But while “blue blood” is one descriptor those schools share, another had eluded the Wildcats for most of Jay Wright’s tenure — a “destination.” As college basketball’s heavyweights have fought it out over the last decade for high-priced recruits, Villanova has mainly taken on four- and three-star players with the occasional 5-star talent here and there.

Part of this is program preference, as the Wildcats have found great success with next-tier players. But there is the myth surrounding the program that Villanova cannot develop NBA players. With the success of two Kyle Lowry, and the potential of four first-round picks in June, including one lottery pick, that narrative will soon change. That change begs a new question — will Villanova’s rosters change accordingly?

Even before what should be a monumental draft for the Villanova program, its access to top talent across the country is becoming greater. The Wildcats have found themselves included in the Top-10 lists of national five-star recruits Isaiah Stewart (2019) and Nico Mannion (2020). Another five-star, Scottie Barnes (2020), says Villanova is among the school’s recruiting him the hardest, although the ‘Cats have yet to offer. Jay Wright has also offered five-star Josh Green (2019).

All four of these national recruits, have one-and-done potential, which hasn’t necessarily aligned with Villanova in the past, but not for a lack of trying. “Well I want them, we just haven’t gotten them,” Wright told Sports Illustrated in 2017. This season Villanova boasts at least a pseudo-one-and-done in Omari Spellman, who played just one season but was on campus for two.

However, Wright has also expressed caution when it comes to recruiting top-tier players. He has often mentioned that the brief down year in 2011-12 was partly due to missteps in recruiting following the 2009 Final Four appearance.

”Last time we didn’t take the responsibility of explaining - we didn’t do a good enough job of explaining to our recruits what our culture was and what we expected before they got here,” Wright told Philly.com in 2016. “We were just overly excited about the quality of players we could get and thought we could figure it out once they got here.”

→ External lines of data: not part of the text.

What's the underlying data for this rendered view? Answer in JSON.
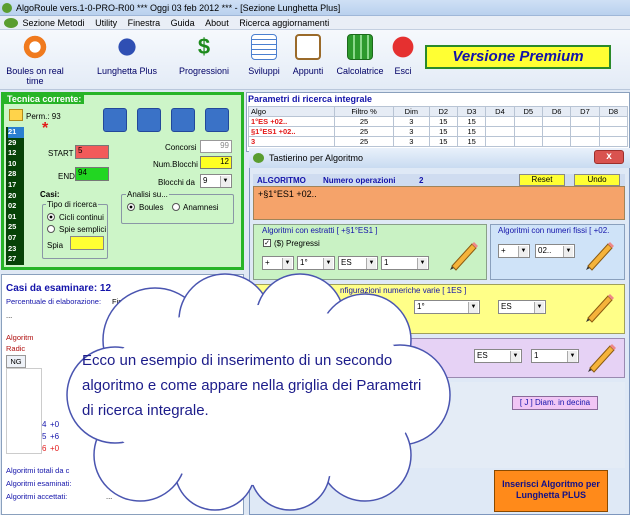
{
  "titlebar": {
    "text": "AlgoRoule vers.1-0-PRO-R00  ***  Oggi 03 feb 2012  ***  - [Sezione Lunghetta Plus]"
  },
  "menu": [
    "Sezione Metodi",
    "Utility",
    "Finestra",
    "Guida",
    "About",
    "Ricerca aggiornamenti"
  ],
  "toolbar": {
    "items": [
      "Boules on real time",
      "Lunghetta Plus",
      "Progressioni",
      "Sviluppi",
      "Appunti",
      "Calcolatrice",
      "Esci"
    ],
    "premium": "Versione Premium"
  },
  "tecnica": {
    "title": "Tecnica corrente:",
    "perm": "Perm.: 93",
    "numbers": [
      "21",
      "29",
      "12",
      "10",
      "28",
      "17",
      "20",
      "02",
      "01",
      "25",
      "07",
      "23",
      "27"
    ],
    "start_label": "START",
    "start_value": "5",
    "end_label": "END",
    "end_value": "94",
    "concorsi_label": "Concorsi",
    "concorsi_value": "99",
    "numblocchi_label": "Num.Blocchi",
    "numblocchi_value": "12",
    "blocchida_label": "Blocchi da",
    "blocchida_value": "9",
    "casi_label": "Casi:",
    "tipo_label": "Tipo di ricerca",
    "cicli": "Cicli continui",
    "spie": "Spie semplici",
    "spia_label": "Spia",
    "analisi_label": "Analisi su...",
    "boules": "Boules",
    "anamnesi": "Anamnesi"
  },
  "casi": {
    "title": "Casi da esaminare: 12",
    "percentuale": "Percentuale di elaborazione:",
    "fine": "Fine",
    "algoritmi": "Algoritm",
    "radice": "Radic",
    "ng": "NG",
    "rows": [
      "4",
      "5",
      "6"
    ],
    "rowvals": [
      "+0",
      "+6",
      "+0"
    ],
    "totali": "Algoritmi totali da c",
    "esaminati": "Algoritmi esaminati:",
    "accettati": "Algoritmi accettati:",
    "dots": "..."
  },
  "grid": {
    "title": "Parametri di ricerca integrale",
    "headers": [
      "Algo",
      "Filtro %",
      "Dim",
      "D2",
      "D3",
      "D4",
      "D5",
      "D6",
      "D7",
      "D8"
    ],
    "rows": [
      [
        "1°ES +02..",
        "25",
        "3",
        "15",
        "15"
      ],
      [
        "§1°ES1 +02..",
        "25",
        "3",
        "15",
        "15"
      ],
      [
        "3",
        "25",
        "3",
        "15",
        "15"
      ]
    ]
  },
  "dialog": {
    "title": "Tastierino per Algoritmo",
    "close": "x",
    "algoritmo": "ALGORITMO",
    "numero_op": "Numero operazioni",
    "num_op_value": "2",
    "reset": "Reset",
    "undo": "Undo",
    "formula": "+§1°ES1 +02..",
    "estratti_title": "Algoritmi con estratti  [ +§1°ES1 ]",
    "pregressi": "($) Pregressi",
    "sel1": "+",
    "sel2": "1°",
    "sel3": "ES",
    "sel4": "1",
    "fissi_title": "Algoritmi con numeri fissi  [ +02.",
    "fsel1": "+",
    "fsel2": "02..",
    "config_title": "nfigurazioni numeriche varie  [ 1ES ]",
    "csel2": "1°",
    "csel3": "ES",
    "rsel1": "ES",
    "rsel2": "1",
    "diam": "[ J ] Diam. in decina",
    "inserisci": "Inserisci Algoritmo per Lunghetta PLUS"
  },
  "cloud": {
    "text": "Ecco un esempio di inserimento di un secondo algoritmo e come appare nella griglia dei Parametri di ricerca integrale."
  },
  "colors": {
    "panel_green": "#cdf5c8",
    "border_green": "#27b427",
    "premium_yellow": "#ffff33",
    "formula_orange": "#f5a36a",
    "insert_orange": "#ff8a1a"
  }
}
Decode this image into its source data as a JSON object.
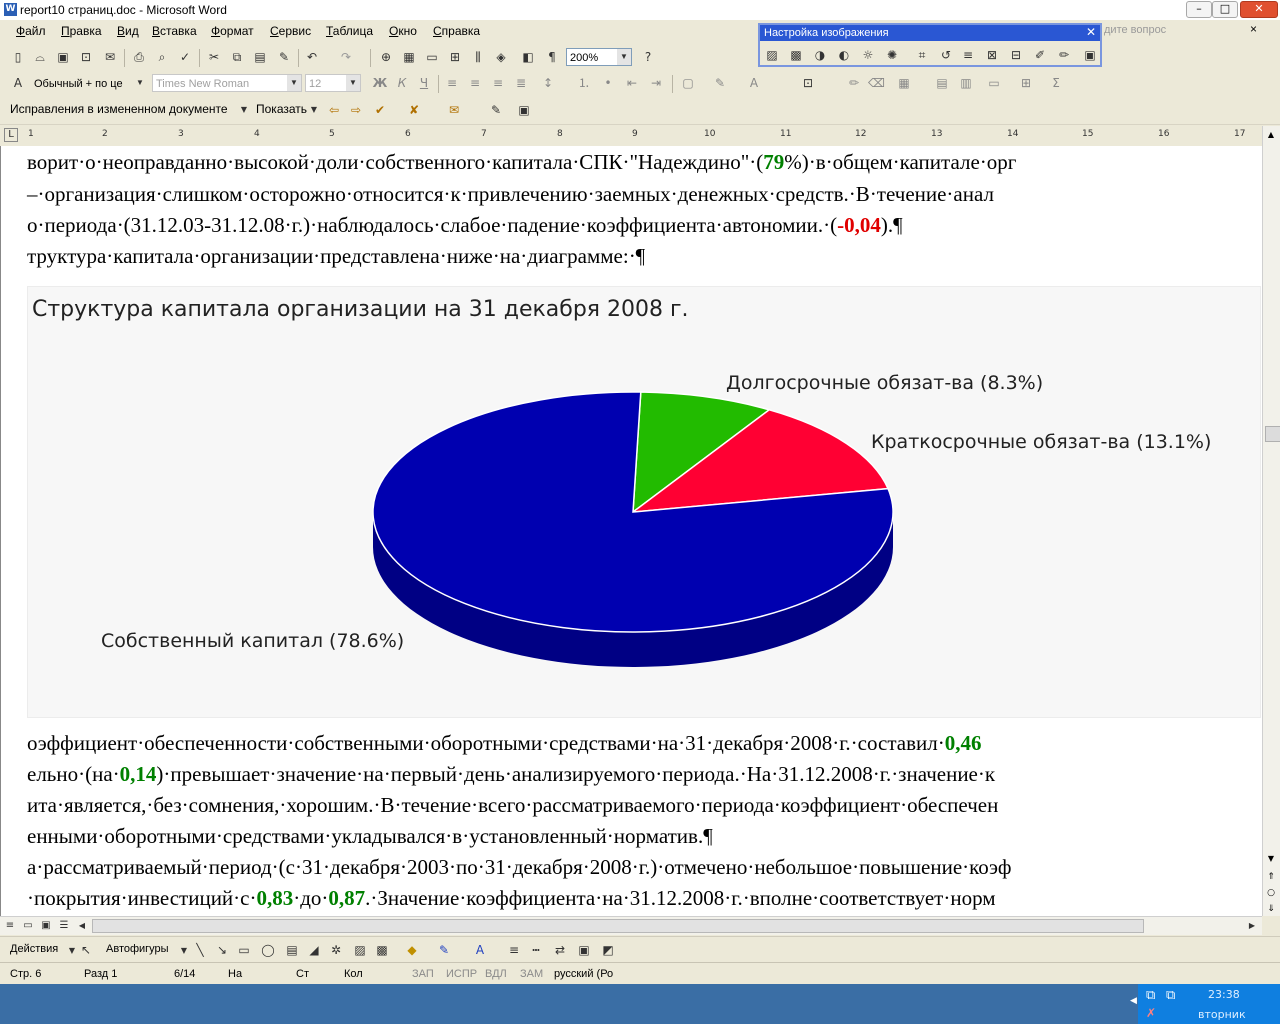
{
  "window": {
    "title": "report10 страниц.doc - Microsoft Word",
    "minimize": "–",
    "maximize": "□",
    "close": "✕"
  },
  "menu": {
    "items": [
      "Файл",
      "Правка",
      "Вид",
      "Вставка",
      "Формат",
      "Сервис",
      "Таблица",
      "Окно",
      "Справка"
    ],
    "help_placeholder": "дите вопрос",
    "help_close": "×"
  },
  "toolbar_formatting": {
    "style_value": "Обычный + по це",
    "font_value": "Times New Roman",
    "size_value": "12",
    "zoom_value": "200%",
    "bold": "Ж",
    "italic": "К",
    "underline": "Ч"
  },
  "toolbar_review": {
    "track_mode": "Исправления в измененном документе",
    "show_label": "Показать"
  },
  "picture_palette": {
    "title": "Настройка изображения"
  },
  "ruler": {
    "numbers": [
      "1",
      "2",
      "3",
      "4",
      "5",
      "6",
      "7",
      "8",
      "9",
      "10",
      "11",
      "12",
      "13",
      "14",
      "15",
      "16",
      "17"
    ]
  },
  "document": {
    "lines_top": [
      [
        {
          "t": "ворит·о·неоправданно·высокой·доли·собственного·капитала·СПК·\"Надеждино\"·("
        },
        {
          "t": "79",
          "c": "g"
        },
        {
          "t": "%)·в·общем·капитале·орг"
        }
      ],
      [
        {
          "t": "–·организация·слишком·осторожно·относится·к·привлечению·заемных·денежных·средств.·В·течение·анал"
        }
      ],
      [
        {
          "t": "о·периода·(31.12.03-31.12.08·г.)·наблюдалось·слабое·падение·коэффициента·автономии.·("
        },
        {
          "t": "-0,04",
          "c": "r"
        },
        {
          "t": ").¶"
        }
      ],
      [
        {
          "t": "труктура·капитала·организации·представлена·ниже·на·диаграмме:·¶"
        }
      ]
    ],
    "lines_bottom": [
      [
        {
          "t": "оэффициент·обеспеченности·собственными·оборотными·средствами·на·31·декабря·2008·г.·составил·"
        },
        {
          "t": "0,46",
          "c": "g"
        }
      ],
      [
        {
          "t": "ельно·(на·"
        },
        {
          "t": "0,14",
          "c": "g"
        },
        {
          "t": ")·превышает·значение·на·первый·день·анализируемого·периода.·На·31.12.2008·г.·значение·к"
        }
      ],
      [
        {
          "t": "ита·является,·без·сомнения,·хорошим.·В·течение·всего·рассматриваемого·периода·коэффициент·обеспечен"
        }
      ],
      [
        {
          "t": "енными·оборотными·средствами·укладывался·в·установленный·норматив.¶"
        }
      ],
      [
        {
          "t": "а·рассматриваемый·период·(с·31·декабря·2003·по·31·декабря·2008·г.)·отмечено·небольшое·повышение·коэф"
        }
      ],
      [
        {
          "t": "·покрытия·инвестиций·с·"
        },
        {
          "t": "0,83",
          "c": "g"
        },
        {
          "t": "·до·"
        },
        {
          "t": "0,87",
          "c": "g"
        },
        {
          "t": ".·Значение·коэффициента·на·31.12.2008·г.·вполне·соответствует·норм"
        }
      ]
    ]
  },
  "chart_data": {
    "type": "pie",
    "title": "Структура капитала организации на 31 декабря 2008 г.",
    "categories": [
      "Собственный капитал",
      "Долгосрочные обязат-ва",
      "Краткосрочные обязат-ва"
    ],
    "values": [
      78.6,
      8.3,
      13.1
    ],
    "labels": [
      "Собственный капитал (78.6%)",
      "Долгосрочные обязат-ва (8.3%)",
      "Краткосрочные обязат-ва (13.1%)"
    ],
    "colors": [
      "#0000b0",
      "#22bb00",
      "#ff0033"
    ],
    "style": "3d",
    "legend": "none"
  },
  "drawing_toolbar": {
    "actions": "Действия",
    "autoshapes": "Автофигуры"
  },
  "status": {
    "page": "Стр. 6",
    "section": "Разд 1",
    "pages": "6/14",
    "at": "На",
    "line": "Ст",
    "col": "Кол",
    "rec": "ЗАП",
    "trk": "ИСПР",
    "ext": "ВДЛ",
    "ovr": "ЗАМ",
    "lang": "русский (Ро"
  },
  "taskbar": {
    "time": "23:38",
    "day": "вторник"
  }
}
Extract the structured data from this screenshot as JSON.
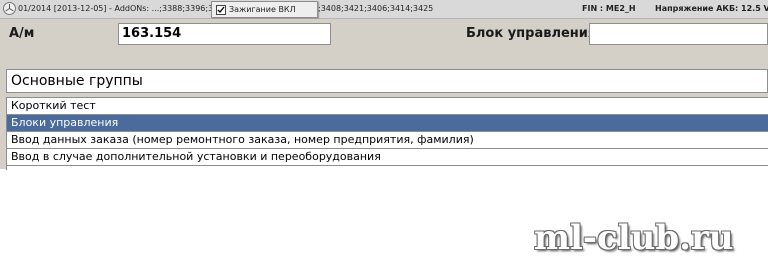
{
  "status_bar": {
    "logo_icon": "mercedes-star-icon",
    "release_text": "01/2014 [2013-12-05] - AddONs: ...;3388;3396;3405;",
    "addons_tail": ";3408;3421;3406;3414;3425",
    "ignition_tooltip": {
      "checked": true,
      "label": "Зажигание ВКЛ"
    },
    "fin_text": "FIN : ME2_H",
    "voltage_text": "Напряжение АКБ: 12.5 V"
  },
  "form": {
    "am_label": "А/м",
    "am_value": "163.154",
    "control_unit_label": "Блок управления",
    "control_unit_value": ""
  },
  "groups": {
    "title": "Основные группы",
    "items": [
      {
        "label": "Короткий тест",
        "selected": false
      },
      {
        "label": "Блоки управления",
        "selected": true
      },
      {
        "label": "Ввод данных заказа (номер ремонтного заказа, номер предприятия, фамилия)",
        "selected": false
      },
      {
        "label": "Ввод в случае дополнительной установки и переоборудования",
        "selected": false
      }
    ]
  },
  "watermark": {
    "text": "ml-club.ru"
  },
  "colors": {
    "selected_row": "#4a6b9c",
    "panel_bg": "#d4d0c8",
    "status_bg": "#d9d9d9"
  }
}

In many ways Wright and Villanova are at a crossroads in recruiting. Their current offers and Wright’s comments about one-and-done players certainly suggest they will pursue and perhaps even get commitments from some of the top players in the nation. But how much will they sacrifice to do so? Will the Wildcats go full Duke and shift from four-year guys to one-and-done players or will they try to only get top-tier players who fit in their system?

Their first two post-title commits (Justin Moore and Eric Dixon) suggest more of that blend, but it’s too early to tell now. Much of the recruiting work for 2019 was done before the championship in April, and the potential of multiple first round picks in this month’s NBA draft will give Wright a new angle to play in recruiting.

What seems clear is that soon Villanova will have its first true one-and-done, lottery pick-type player of the Wright era. It might not happen in 2019, but the day is coming given the level of the program and its recruiting targets. Whether that opens the floodgates or not remains to be seen, but some sort of Villanova roster evolution appears to be on the horizon.